US Patent number 10 million highlights optics and photonics innovation
The United States Patent and Trademark Office just awarded patent number 10,000,000 - a very large number that highlights the long history of innovation in the United States. While the number attached to the patent is impressive, the technology outlined in the patent is equally so: being an optics and photonics technology appropriately marks the significance of these fields in today's technology infrastructure.
The patent, "Coherent LADAR Using Intra-Pixel Quadrature Detection" awarded to the Raytheon Company and inventor Joseph Marron on 19 June 2018, describes a system for laser detection and ranging that is similar to a digital camera, but rather than measuring light intensity, each pixel measures speed or distance. Lasers and photodetectors are core to enabling the advancements outlined in the patent, and are core optics and photonics technologies that enable many of the ten million patents awarded by the United States.
LADAR (Laser Detection and Ranging) is synonymous with LiDAR (Light Detection and Ranging) and is an old technology whose applications are growing. Used in autonomous driving applications, atmospheric monitoring, defense applications, and even fish counting and archeology, the technology behind each application has a story of research and innovation.
This animation illustrates Raytheon's method for delivering real-time data from a laser radar. Courtesy of Raytheon.
Marron's invention is the result of a long career in laser imaging, and he says this particular sensor invention came from an ‘aha' moment while working on new sensor technologies at Raytheon. Being the owner of patent number ten million comes with a bit of newfound fame including being present to watch the President sign the document. The notoriety came as a surprise to Marron, "I had no idea until I was contacted by the US Patent and Trademark Office. There have been several other exciting events, and after one, there was actually a line of people wanting to take selfies with me."

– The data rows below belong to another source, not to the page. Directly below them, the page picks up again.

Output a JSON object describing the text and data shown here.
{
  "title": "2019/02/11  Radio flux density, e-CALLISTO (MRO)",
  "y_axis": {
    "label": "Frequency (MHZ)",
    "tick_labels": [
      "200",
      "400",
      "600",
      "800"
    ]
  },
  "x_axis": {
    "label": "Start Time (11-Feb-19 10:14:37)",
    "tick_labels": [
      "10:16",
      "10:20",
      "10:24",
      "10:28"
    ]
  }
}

Not all patents turn into successful commercial products and selfie lines, and many successful lab experiments and discoveries are never awarded patents. In and of themselves, patents do not indicate success, but are a good indicator of a technology's ability to be commercialized and a company's ability to innovate.

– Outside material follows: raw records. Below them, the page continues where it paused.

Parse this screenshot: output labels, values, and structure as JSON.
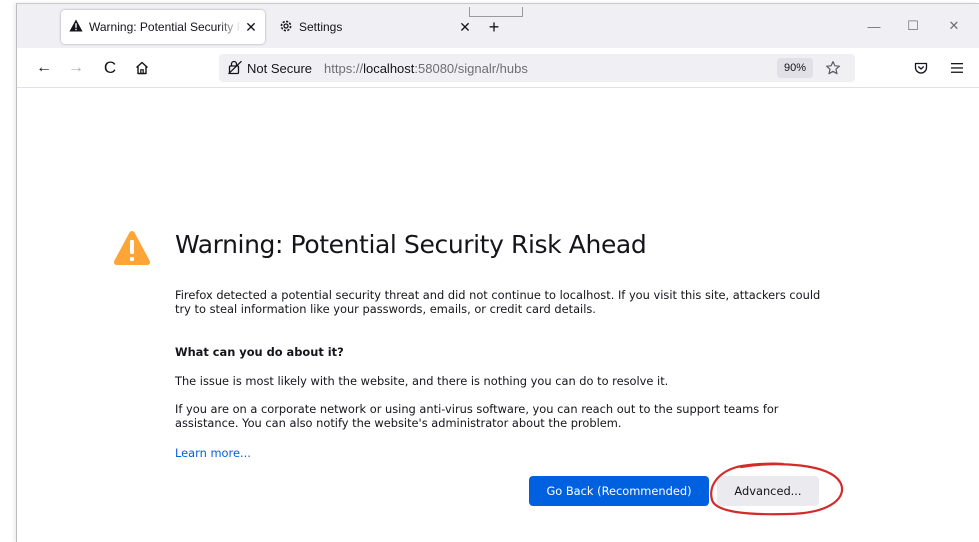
{
  "tabs": [
    {
      "label": "Warning: Potential Security Risk Ahead",
      "active": true
    },
    {
      "label": "Settings",
      "active": false
    }
  ],
  "tab_close_glyph": "✕",
  "new_tab_glyph": "+",
  "window": {
    "minimize": "—",
    "maximize": "☐",
    "close": "✕"
  },
  "nav": {
    "back": "←",
    "forward": "→",
    "reload": "C"
  },
  "urlbar": {
    "security_label": "Not Secure",
    "url_prefix": "https://",
    "url_host": "localhost",
    "url_rest": ":58080/signalr/hubs",
    "zoom": "90%"
  },
  "error_page": {
    "title": "Warning: Potential Security Risk Ahead",
    "intro": "Firefox detected a potential security threat and did not continue to localhost. If you visit this site, attackers could try to steal information like your passwords, emails, or credit card details.",
    "question": "What can you do about it?",
    "answer_1": "The issue is most likely with the website, and there is nothing you can do to resolve it.",
    "answer_2": "If you are on a corporate network or using anti-virus software, you can reach out to the support teams for assistance. You can also notify the website's administrator about the problem.",
    "learn_more": "Learn more...",
    "go_back_button": "Go Back (Recommended)",
    "advanced_button": "Advanced..."
  },
  "colors": {
    "warning_icon": "#ffa436",
    "primary_button": "#0061e0",
    "link": "#0061e0",
    "annotation_circle": "#d42a2a"
  },
  "icons": {
    "active_tab": "warning-triangle-icon",
    "settings_tab": "gear-icon",
    "home": "home-icon",
    "security": "insecure-lock-icon",
    "bookmark": "star-icon",
    "pocket": "pocket-icon",
    "menu": "hamburger-menu-icon"
  }
}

SPIE is an engineering society that promotes and supports the turning of science and basic research to application-oriented science and successful technologies and industries. Currently, over 120,000 US patents cite an SPIE publication, including more than 400 from the Raytheon Company, proving the value of the optics and photonics community to the larger innovation engine.
SPIE conference proceedings have long been an excellent avenue for engineers to disseminate their research to a live audience at a technical conference and publish in a respected publication without the long delays journal publication often has. For more than 50 years, SPIE Yellow Books were synonymous with engineering advancement. While not quite the 10,000,000 the US Patent Office boasts, an admirable collection of over 500,000 publications are in the SPIE Digital Library today, including over 50,000 covering LiDAR or LADAR technology, an indication of the potential of optics and photonics to impact future innovations.